---------- INFORMATION GIVEN
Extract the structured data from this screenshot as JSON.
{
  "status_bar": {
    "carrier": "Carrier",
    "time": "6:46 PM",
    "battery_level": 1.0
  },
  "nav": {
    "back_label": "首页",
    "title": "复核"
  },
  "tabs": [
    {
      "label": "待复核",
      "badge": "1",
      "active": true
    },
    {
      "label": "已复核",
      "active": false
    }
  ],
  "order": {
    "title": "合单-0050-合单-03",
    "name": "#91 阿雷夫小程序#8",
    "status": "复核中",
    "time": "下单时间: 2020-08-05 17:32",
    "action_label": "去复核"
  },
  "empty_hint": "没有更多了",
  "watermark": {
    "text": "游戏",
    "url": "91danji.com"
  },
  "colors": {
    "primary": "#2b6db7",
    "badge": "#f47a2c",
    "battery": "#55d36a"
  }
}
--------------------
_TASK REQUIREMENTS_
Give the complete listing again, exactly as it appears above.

_SOLUTION_
Extract the structured data from this screenshot as JSON.
{
  "status_bar": {
    "carrier": "Carrier",
    "time": "6:46 PM",
    "battery_level": 1.0
  },
  "nav": {
    "back_label": "首页",
    "title": "复核"
  },
  "tabs": [
    {
      "label": "待复核",
      "badge": "1",
      "active": true
    },
    {
      "label": "已复核",
      "active": false
    }
  ],
  "order": {
    "title": "合单-0050-合单-03",
    "name": "#91 阿雷夫小程序#8",
    "status": "复核中",
    "time": "下单时间: 2020-08-05 17:32",
    "action_label": "去复核"
  },
  "empty_hint": "没有更多了",
  "watermark": {
    "text": "游戏",
    "url": "91danji.com"
  },
  "colors": {
    "primary": "#2b6db7",
    "badge": "#f47a2c",
    "battery": "#55d36a"
  }
}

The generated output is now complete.